Noted NWA historian Rob Dibble (above, left) on the Cubs’ new manager, from the Chicago Sun Times’ Chris De Luca.

”I love him,” Dibble said. ”People make a big deal about the scuffle we had, but we are the best of friends. He was always a father figure to me, and he still is — and a good friend.”

Piniella was hired to replace Dusty Baker and take the Cubs to the World Series. Like Baker, Piniella is a players’ manager — but his approach is the complete opposite. It’s more than in-your-face.

Dibble warns that the Cubs better be ready to play for Piniella — or else.

”I love Dusty Baker, too,” Dibble said. ”I thought he got a bad deal there. If the players don’t play for you, they’ll get you fired. And I think that’s what happened in Chicago.

”Lou is the kind of guy who will be a little more proactive, maybe verbally, and communicate his feelings to the players.”

As for those Cubs who have trouble hustling — Aramis Ramirez comes to mind — or don’t show up daily with the right kind of fire, Piniella will be there to nudge them back on track.

”He’s in there talking to the players every day,” Dibble said. ”I’ve never seen a manager — even Pete Rose — get the malingerers out of the training room and on the field like Lou Piniella. It’s not just motivating the players. It’s making them understand that they have a responsibility to the Cubs uniform to get their asses out on the field. And Lou is very persuasive that way.

”Dusty Baker is similar, yet on a quieter way. Lou is more in-your-face, ‘Listen, you’re playing for the Cubs, you’re not playing for the name on the back.’ And that will be established in spring training. And those guys, from spring training on, I guarantee they will be ready to play every day.”

Dibble has a favorite story about his former manager. During an awful stretch for the Reds, players decided to hold a tie-cutting party on the team charter. Though the back of the plane was usually off-limits to coaches, Piniella was a regular.

The rule was anyone wearing a tie that wasn’t 100 percent Italian silk would get it snipped in half. Piniella wanted to play along but wasn’t wearing a tie.
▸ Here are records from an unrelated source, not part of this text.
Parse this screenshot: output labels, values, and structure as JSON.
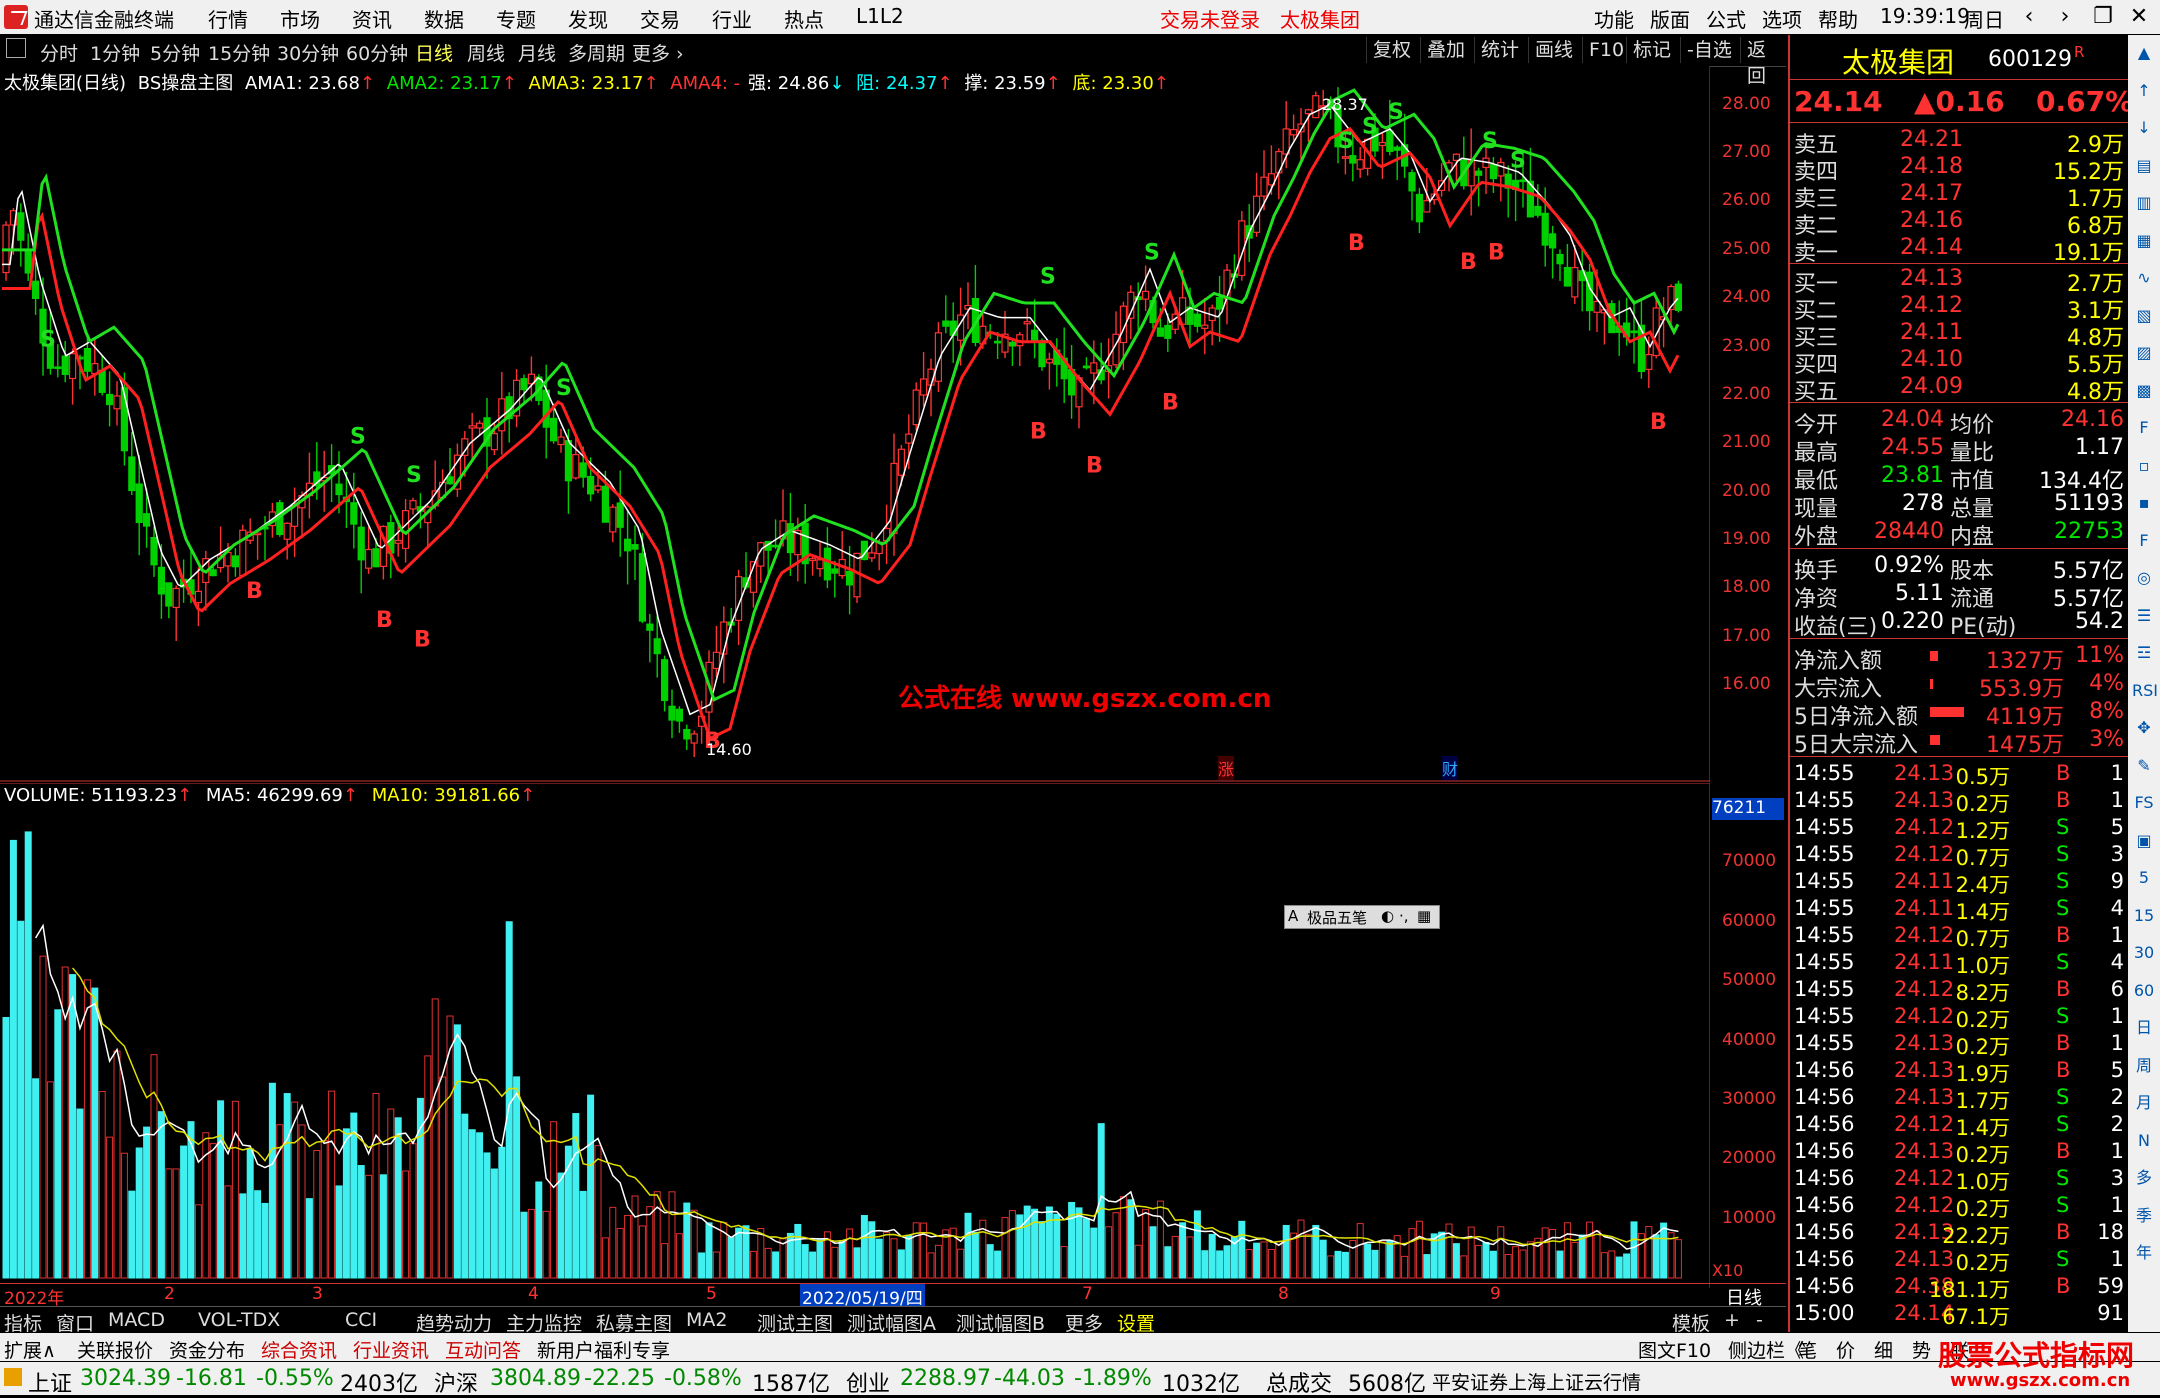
{
  "window": {
    "app_title": "通达信金融终端",
    "menus": [
      "行情",
      "市场",
      "资讯",
      "数据",
      "专题",
      "发现",
      "交易",
      "行业",
      "热点",
      "L1L2"
    ],
    "login_status": "交易未登录",
    "stock_title": "太极集团",
    "right_menus": [
      "功能",
      "版面",
      "公式",
      "选项",
      "帮助"
    ],
    "clock": "19:39:19",
    "weekday": "周日",
    "window_buttons": [
      "‹",
      "›",
      "❐",
      "✕"
    ]
  },
  "toolbar": {
    "periods": [
      "分时",
      "1分钟",
      "5分钟",
      "15分钟",
      "30分钟",
      "60分钟",
      "日线",
      "周线",
      "月线",
      "多周期",
      "更多 ›"
    ],
    "active_period": "日线",
    "right_buttons": [
      "复权",
      "叠加",
      "统计",
      "画线",
      "F10",
      "标记",
      "-自选",
      "返回"
    ]
  },
  "main_chart": {
    "stock_label": "太极集团(日线)",
    "indicator": "BS操盘主图",
    "ama1": "AMA1: 23.68",
    "ama2": "AMA2: 23.17",
    "ama3": "AMA3: 23.17",
    "ama4": "AMA4: -",
    "qiang": "强: 24.86",
    "zu": "阻: 24.37",
    "cheng": "撑: 23.59",
    "di": "底: 23.30",
    "watermark": "公式在线  www.gszx.com.cn",
    "high_label": "28.37",
    "low_label": "14.60",
    "zhang": "涨",
    "cai": "财",
    "yaxis": [
      "28.00",
      "27.00",
      "26.00",
      "25.00",
      "24.00",
      "23.00",
      "22.00",
      "21.00",
      "20.00",
      "19.00",
      "18.00",
      "17.00",
      "16.00"
    ]
  },
  "volume_chart": {
    "volume": "VOLUME: 51193.23",
    "ma5": "MA5: 46299.69",
    "ma10": "MA10: 39181.66",
    "current_tag": "76211",
    "yaxis": [
      "70000",
      "60000",
      "50000",
      "40000",
      "30000",
      "20000",
      "10000"
    ],
    "unit": "X10",
    "ime_bar": "极品五笔"
  },
  "xaxis": {
    "labels": [
      "2022年",
      "2",
      "3",
      "4",
      "5",
      "2022/05/19/四",
      "7",
      "8",
      "9"
    ],
    "right_label": "日线"
  },
  "quote": {
    "name": "太极集团",
    "code": "600129",
    "r_mark": "R",
    "price": "24.14",
    "change": "▲0.16",
    "pct": "0.67%",
    "asks": [
      {
        "label": "卖五",
        "price": "24.21",
        "vol": "2.9万"
      },
      {
        "label": "卖四",
        "price": "24.18",
        "vol": "15.2万"
      },
      {
        "label": "卖三",
        "price": "24.17",
        "vol": "1.7万"
      },
      {
        "label": "卖二",
        "price": "24.16",
        "vol": "6.8万"
      },
      {
        "label": "卖一",
        "price": "24.14",
        "vol": "19.1万"
      }
    ],
    "bids": [
      {
        "label": "买一",
        "price": "24.13",
        "vol": "2.7万"
      },
      {
        "label": "买二",
        "price": "24.12",
        "vol": "3.1万"
      },
      {
        "label": "买三",
        "price": "24.11",
        "vol": "4.8万"
      },
      {
        "label": "买四",
        "price": "24.10",
        "vol": "5.5万"
      },
      {
        "label": "买五",
        "price": "24.09",
        "vol": "4.8万"
      }
    ],
    "stats": [
      {
        "l1": "今开",
        "v1": "24.04",
        "l2": "均价",
        "v2": "24.16"
      },
      {
        "l1": "最高",
        "v1": "24.55",
        "l2": "量比",
        "v2": "1.17"
      },
      {
        "l1": "最低",
        "v1": "23.81",
        "l2": "市值",
        "v2": "134.4亿"
      },
      {
        "l1": "现量",
        "v1": "278",
        "l2": "总量",
        "v2": "51193"
      },
      {
        "l1": "外盘",
        "v1": "28440",
        "l2": "内盘",
        "v2": "22753"
      }
    ],
    "fund": [
      {
        "l1": "换手",
        "v1": "0.92%",
        "l2": "股本",
        "v2": "5.57亿"
      },
      {
        "l1": "净资",
        "v1": "5.11",
        "l2": "流通",
        "v2": "5.57亿"
      },
      {
        "l1": "收益(三)",
        "v1": "0.220",
        "l2": "PE(动)",
        "v2": "54.2"
      }
    ],
    "flows": [
      {
        "label": "净流入额",
        "value": "1327万",
        "pct": "11%"
      },
      {
        "label": "大宗流入",
        "value": "553.9万",
        "pct": "4%"
      },
      {
        "label": "5日净流入额",
        "value": "4119万",
        "pct": "8%"
      },
      {
        "label": "5日大宗流入",
        "value": "1475万",
        "pct": "3%"
      }
    ],
    "ticks": [
      [
        "14:55",
        "24.13",
        "0.5万",
        "B",
        "1"
      ],
      [
        "14:55",
        "24.13",
        "0.2万",
        "B",
        "1"
      ],
      [
        "14:55",
        "24.12",
        "1.2万",
        "S",
        "5"
      ],
      [
        "14:55",
        "24.12",
        "0.7万",
        "S",
        "3"
      ],
      [
        "14:55",
        "24.11",
        "2.4万",
        "S",
        "9"
      ],
      [
        "14:55",
        "24.11",
        "1.4万",
        "S",
        "4"
      ],
      [
        "14:55",
        "24.12",
        "0.7万",
        "B",
        "1"
      ],
      [
        "14:55",
        "24.11",
        "1.0万",
        "S",
        "4"
      ],
      [
        "14:55",
        "24.12",
        "8.2万",
        "B",
        "6"
      ],
      [
        "14:55",
        "24.12",
        "0.2万",
        "S",
        "1"
      ],
      [
        "14:55",
        "24.13",
        "0.2万",
        "B",
        "1"
      ],
      [
        "14:56",
        "24.13",
        "1.9万",
        "B",
        "5"
      ],
      [
        "14:56",
        "24.13",
        "1.7万",
        "S",
        "2"
      ],
      [
        "14:56",
        "24.12",
        "1.4万",
        "S",
        "2"
      ],
      [
        "14:56",
        "24.13",
        "0.2万",
        "B",
        "1"
      ],
      [
        "14:56",
        "24.12",
        "1.0万",
        "S",
        "3"
      ],
      [
        "14:56",
        "24.12",
        "0.2万",
        "S",
        "1"
      ],
      [
        "14:56",
        "24.13",
        "22.2万",
        "B",
        "18"
      ],
      [
        "14:56",
        "24.13",
        "0.2万",
        "S",
        "1"
      ],
      [
        "14:56",
        "24.38",
        "181.1万",
        "B",
        "59"
      ],
      [
        "15:00",
        "24.14",
        "67.1万",
        "",
        "91"
      ]
    ]
  },
  "icon_strip": [
    "▲",
    "↑",
    "↓",
    "▤",
    "▥",
    "▦",
    "∿",
    "▧",
    "▨",
    "▩",
    "F",
    "▫",
    "▪",
    "F",
    "◎",
    "☰",
    "☲",
    "RSI",
    "✥",
    "✎",
    "FS",
    "▣",
    "5",
    "15",
    "30",
    "60",
    "日",
    "周",
    "月",
    "N",
    "多",
    "季",
    "年"
  ],
  "bottom_tabs1": [
    "指标",
    "窗口",
    "MACD",
    "VOL-TDX",
    "CCI",
    "趋势动力",
    "主力监控",
    "私募主图",
    "MA2",
    "测试主图",
    "测试幅图A",
    "测试幅图B",
    "更多",
    "设置"
  ],
  "bottom_tabs1_right": [
    "模板",
    "+",
    "-"
  ],
  "bottom_tabs2": [
    "扩展∧",
    "关联报价",
    "资金分布",
    "综合资讯",
    "行业资讯",
    "互动问答",
    "新用户福利专享"
  ],
  "bottom_tabs2_right": [
    "图文F10",
    "侧边栏《",
    "笔",
    "价",
    "细",
    "势",
    "联"
  ],
  "status_bar": {
    "sh_label": "上证",
    "sh_val": "3024.39",
    "sh_chg": "-16.81",
    "sh_pct": "-0.55%",
    "sh_amt": "2403亿",
    "hs_label": "沪深",
    "hs_val": "3804.89",
    "hs_chg": "-22.25",
    "hs_pct": "-0.58%",
    "hs_amt": "1587亿",
    "cy_label": "创业",
    "cy_val": "2288.97",
    "cy_chg": "-44.03",
    "cy_pct": "-1.89%",
    "cy_amt": "1032亿",
    "total_label": "总成交",
    "total_val": "5608亿",
    "broker": "平安证券上海上证云行情",
    "brand": "股票公式指标网",
    "brand_url": "www.gszx.com.cn"
  },
  "chart_data": {
    "type": "candlestick",
    "price_axis_range": [
      14.0,
      28.8
    ],
    "volume_axis_range": [
      0,
      80000
    ],
    "high": 28.37,
    "low": 14.6,
    "last_close": 24.14
  }
}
”So what did Lou do?” Dibble said. ”He had us rip his shirt off and he was walking around bare-chested. Because he’s a part of the team.’